Now for some good news to start your Friday: If Dolly did it, so can I. That's what Eva Hilborn, a 95-year-old resident of Qualicum Beach, B.C., told herself when she launched her foundation, the Wonderful World of Books. It delivers a book a month, for free, to families with children two to three years old living in nearby Bowser, B.C. A lifetime reader who strongly believes having access to books at a young age is critical to child development, Hilborn says the idea came to her after reading a newspaper article about country singer Dolly Parton, whose own foundation, Imagination Library, has gifted over 150 million books to children under five around the world since 1995. Hilborn started in August, delivering 25 books to 25 youngsters in the Bowser Elementary School catchment area. She's hoping to expand the program to 100 children born in 2019 in other communities in the district. Read more about Hilborn's book foundation.

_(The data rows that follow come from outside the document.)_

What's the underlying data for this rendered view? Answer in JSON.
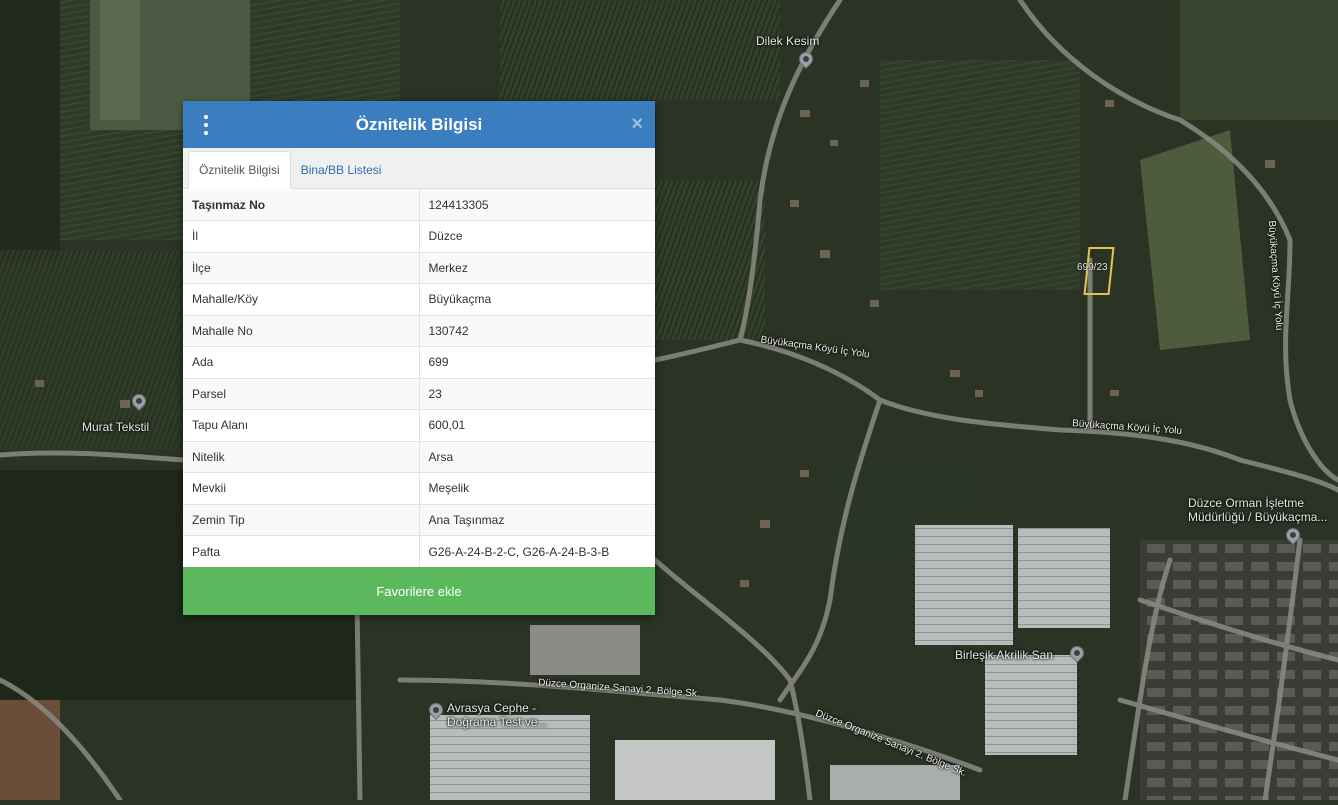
{
  "dialog": {
    "title": "Öznitelik Bilgisi",
    "menu_icon": "kebab-menu-icon",
    "close_label": "×",
    "tabs": [
      {
        "label": "Öznitelik Bilgisi",
        "active": true
      },
      {
        "label": "Bina/BB Listesi",
        "active": false
      }
    ],
    "rows": [
      {
        "key": "Taşınmaz No",
        "value": "124413305"
      },
      {
        "key": "İl",
        "value": "Düzce"
      },
      {
        "key": "İlçe",
        "value": "Merkez"
      },
      {
        "key": "Mahalle/Köy",
        "value": "Büyükaçma"
      },
      {
        "key": "Mahalle No",
        "value": "130742"
      },
      {
        "key": "Ada",
        "value": "699"
      },
      {
        "key": "Parsel",
        "value": "23"
      },
      {
        "key": "Tapu Alanı",
        "value": "600,01"
      },
      {
        "key": "Nitelik",
        "value": "Arsa"
      },
      {
        "key": "Mevkii",
        "value": "Meşelik"
      },
      {
        "key": "Zemin Tip",
        "value": "Ana Taşınmaz"
      },
      {
        "key": "Pafta",
        "value": "G26-A-24-B-2-C, G26-A-24-B-3-B"
      }
    ],
    "favorite_button": "Favorilere ekle"
  },
  "map": {
    "parcel_label": "699/23",
    "places": {
      "dilek_kesim": "Dilek Kesim",
      "murat_tekstil": "Murat Tekstil",
      "duzce_orman_1": "Düzce Orman İşletme",
      "duzce_orman_2": "Müdürlüğü / Büyükaçma...",
      "birlesik_akrilik": "Birleşik Akrilik San",
      "avrasya_1": "Avrasya Cephe -",
      "avrasya_2": "Doğrama Test ve..."
    },
    "roads": {
      "buyukacma_1": "Büyükaçma Köyü İç Yolu",
      "buyukacma_2": "Büyükaçma Köyü İç Yolu",
      "buyukacma_vertical": "Büyükaçma Köyü İç Yolu",
      "osb_1": "Düzce Organize Sanayi 2. Bölge Sk.",
      "osb_2": "Düzce Organize Sanayi 2. Bölge Sk."
    },
    "colors": {
      "header": "#3a7ec0",
      "button": "#5cb85c",
      "parcel": "#e2c64a"
    }
  }
}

Opinion: Dictionary update shows how changing climate changes everything, including language
No dictionary can capture the language of climate change. There simply aren't enough words to convey the enormity of what we confront as a species, writes Donald Wright. Read the column here.
Front Burner: The next phase of COVID-19 in Ontario
On Thursday, Ontario reported 642 new COVID-19 cases, a 46 per cent jump from a week earlier. But Dr. Sumon Chakrabarti says that in COVID-19's former epicentre of Toronto and Peel Region, the case counts may obscure some good reasons for optimism about the future of the pandemic.
Chakrabarti is an infectious diseases specialist at Trillium Health Partners in Mississauga, Ont., which was once one of COVID-19's most vicious hot spots. He believes that in the Greater Toronto Area — with its mix of high vaccination rates and repeated exposure to the virus — COVID-19 is on the path to acting less like a pandemic and more like an endemic disease.
Today in history: November 12
1884: Calgary incorporates as a town. Less than a month later, George Murdoch is elected as its first mayor.
1939: Dr. Norman Bethune dies of blood poisoning in northern China. The Canadian-born surgeon joined the Communist Party in 1935 and devoted his life to the anti-fascist cause — first in the Spanish Civil War, where he developed the first ever mobile blood transfusion unit, and then in China, where he's revered as a hero.
1951: The National Ballet of Canada gives its first performance at the Eaton Auditorium in Toronto. Founded by Celia Franca, it is the country's largest professional dance company.
1992: Canada's Inuit accept a $580-million federal land claim settlement giving them control over a large part of the eastern Arctic, paving the way for the creation of a third northern territory called Nunavut on April 1, 1999.
With files from The Canadian Press, The Associated Press and Reuters